++++ Data for review

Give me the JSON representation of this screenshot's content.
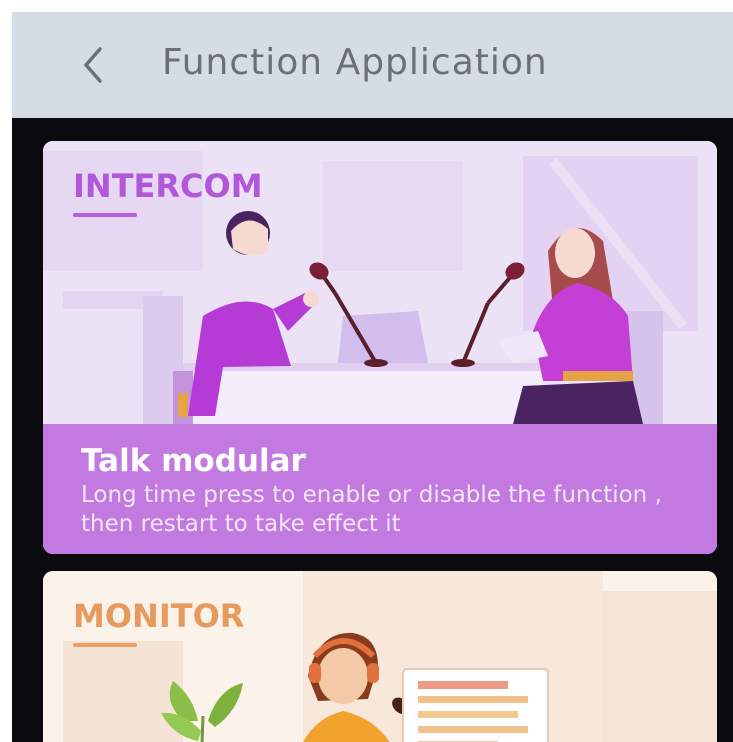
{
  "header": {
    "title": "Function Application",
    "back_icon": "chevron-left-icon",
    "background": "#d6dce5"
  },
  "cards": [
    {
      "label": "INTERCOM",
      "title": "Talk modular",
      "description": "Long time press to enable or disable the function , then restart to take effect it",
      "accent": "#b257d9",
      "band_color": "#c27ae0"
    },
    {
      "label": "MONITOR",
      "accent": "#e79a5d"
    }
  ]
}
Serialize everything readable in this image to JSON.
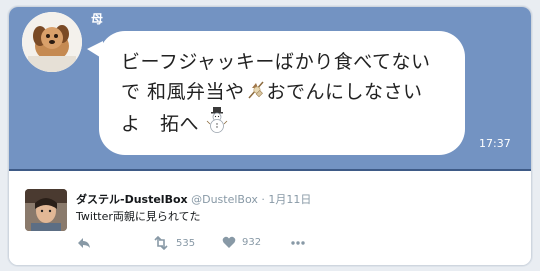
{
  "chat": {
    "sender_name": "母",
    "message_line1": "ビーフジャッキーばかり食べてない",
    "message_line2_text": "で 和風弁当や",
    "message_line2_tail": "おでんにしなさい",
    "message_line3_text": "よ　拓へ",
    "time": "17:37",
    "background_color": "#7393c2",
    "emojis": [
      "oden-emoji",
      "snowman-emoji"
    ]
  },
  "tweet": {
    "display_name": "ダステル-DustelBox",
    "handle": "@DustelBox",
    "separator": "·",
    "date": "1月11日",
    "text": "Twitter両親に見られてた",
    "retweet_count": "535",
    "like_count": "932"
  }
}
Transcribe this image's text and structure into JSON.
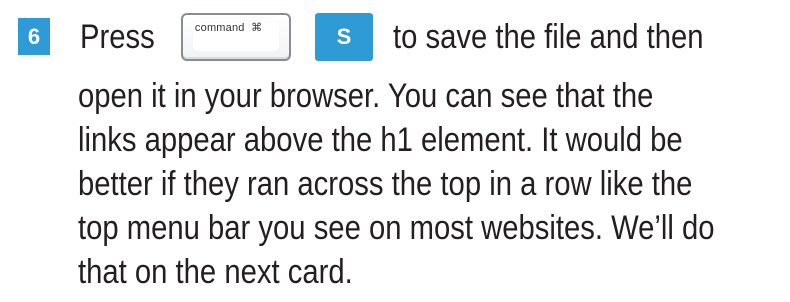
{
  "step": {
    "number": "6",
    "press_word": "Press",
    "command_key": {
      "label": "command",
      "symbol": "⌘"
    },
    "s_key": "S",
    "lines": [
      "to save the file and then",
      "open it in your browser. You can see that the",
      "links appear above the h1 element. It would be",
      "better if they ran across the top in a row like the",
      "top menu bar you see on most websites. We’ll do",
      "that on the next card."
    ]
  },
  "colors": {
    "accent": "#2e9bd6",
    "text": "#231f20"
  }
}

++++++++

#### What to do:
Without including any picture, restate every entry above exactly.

#### Result of this exercise:
Give me the JSON representation of this screenshot's content.
{
  "header": {
    "title": "Function Application",
    "back_icon": "chevron-left-icon",
    "background": "#d6dce5"
  },
  "cards": [
    {
      "label": "INTERCOM",
      "title": "Talk modular",
      "description": "Long time press to enable or disable the function , then restart to take effect it",
      "accent": "#b257d9",
      "band_color": "#c27ae0"
    },
    {
      "label": "MONITOR",
      "accent": "#e79a5d"
    }
  ]
}
Serialize everything readable in this image to JSON.
{
  "chat": {
    "sender_name": "母",
    "message_line1": "ビーフジャッキーばかり食べてない",
    "message_line2_text": "で 和風弁当や",
    "message_line2_tail": "おでんにしなさい",
    "message_line3_text": "よ　拓へ",
    "time": "17:37",
    "background_color": "#7393c2",
    "emojis": [
      "oden-emoji",
      "snowman-emoji"
    ]
  },
  "tweet": {
    "display_name": "ダステル-DustelBox",
    "handle": "@DustelBox",
    "separator": "·",
    "date": "1月11日",
    "text": "Twitter両親に見られてた",
    "retweet_count": "535",
    "like_count": "932"
  }
}
Transcribe this image's text and structure into JSON.
{
  "step": {
    "number": "6",
    "press_word": "Press",
    "command_key": {
      "label": "command",
      "symbol": "⌘"
    },
    "s_key": "S",
    "lines": [
      "to save the file and then",
      "open it in your browser. You can see that the",
      "links appear above the h1 element. It would be",
      "better if they ran across the top in a row like the",
      "top menu bar you see on most websites. We’ll do",
      "that on the next card."
    ]
  },
  "colors": {
    "accent": "#2e9bd6",
    "text": "#231f20"
  }
}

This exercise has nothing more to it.